_PROBLEM TO SOLVE_. Please copy each line of the listing below precisely, excluding the images.

_SOURCE MATERIAL_.
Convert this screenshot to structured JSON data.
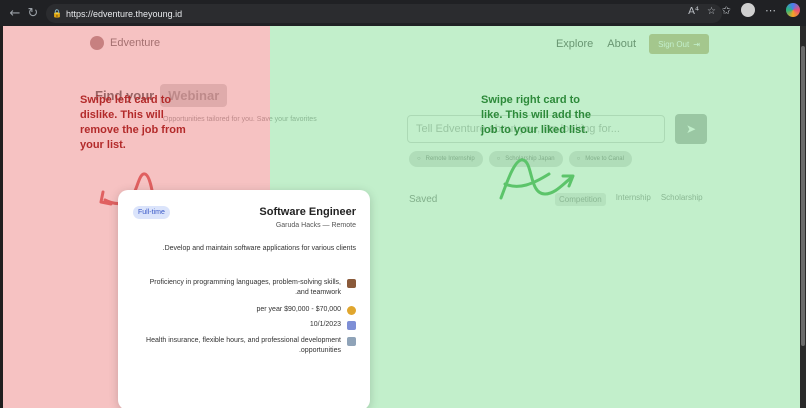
{
  "browser": {
    "url": "https://edventure.theyoung.id",
    "back_icon": "arrow-left-icon",
    "reload_icon": "reload-icon"
  },
  "site": {
    "brand": "Edventure",
    "nav": [
      "Explore",
      "About"
    ],
    "signout_label": "Sign Out",
    "tabs": [
      "Find your",
      "Webinar"
    ],
    "subtitle": "Opportunities tailored for you. Save your favorites",
    "search_placeholder": "Tell Edventure about you, I'm looking for...",
    "chips": [
      "Remote Internship",
      "Scholarship Japan",
      "Move to Canal"
    ],
    "saved_label": "Saved",
    "saved_tabs": [
      "Competition",
      "Internship",
      "Scholarship"
    ]
  },
  "overlay": {
    "left_hint": "Swipe left card to dislike. This will remove the job from your list.",
    "right_hint": "Swipe right card to like. This will add the job to your liked list.",
    "left_color": "#b32a2a",
    "right_color": "#2d8a3a"
  },
  "card": {
    "badge": "Full-time",
    "title": "Software Engineer",
    "company": "Garuda Hacks — Remote",
    "description": "Develop and maintain software applications for various clients.",
    "details": [
      {
        "icon": "briefcase-icon",
        "text": "Proficiency in programming languages, problem-solving skills, and teamwork."
      },
      {
        "icon": "money-bag-icon",
        "text": "$70,000 - $90,000 per year"
      },
      {
        "icon": "calendar-icon",
        "text": "10/1/2023"
      },
      {
        "icon": "building-icon",
        "text": "Health insurance, flexible hours, and professional development opportunities."
      }
    ]
  }
}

_PROBLEM SOLUTION_.
Convert this screenshot to structured JSON data.
{
  "browser": {
    "url": "https://edventure.theyoung.id",
    "back_icon": "arrow-left-icon",
    "reload_icon": "reload-icon"
  },
  "site": {
    "brand": "Edventure",
    "nav": [
      "Explore",
      "About"
    ],
    "signout_label": "Sign Out",
    "tabs": [
      "Find your",
      "Webinar"
    ],
    "subtitle": "Opportunities tailored for you. Save your favorites",
    "search_placeholder": "Tell Edventure about you, I'm looking for...",
    "chips": [
      "Remote Internship",
      "Scholarship Japan",
      "Move to Canal"
    ],
    "saved_label": "Saved",
    "saved_tabs": [
      "Competition",
      "Internship",
      "Scholarship"
    ]
  },
  "overlay": {
    "left_hint": "Swipe left card to dislike. This will remove the job from your list.",
    "right_hint": "Swipe right card to like. This will add the job to your liked list.",
    "left_color": "#b32a2a",
    "right_color": "#2d8a3a"
  },
  "card": {
    "badge": "Full-time",
    "title": "Software Engineer",
    "company": "Garuda Hacks — Remote",
    "description": "Develop and maintain software applications for various clients.",
    "details": [
      {
        "icon": "briefcase-icon",
        "text": "Proficiency in programming languages, problem-solving skills, and teamwork."
      },
      {
        "icon": "money-bag-icon",
        "text": "$70,000 - $90,000 per year"
      },
      {
        "icon": "calendar-icon",
        "text": "10/1/2023"
      },
      {
        "icon": "building-icon",
        "text": "Health insurance, flexible hours, and professional development opportunities."
      }
    ]
  }
}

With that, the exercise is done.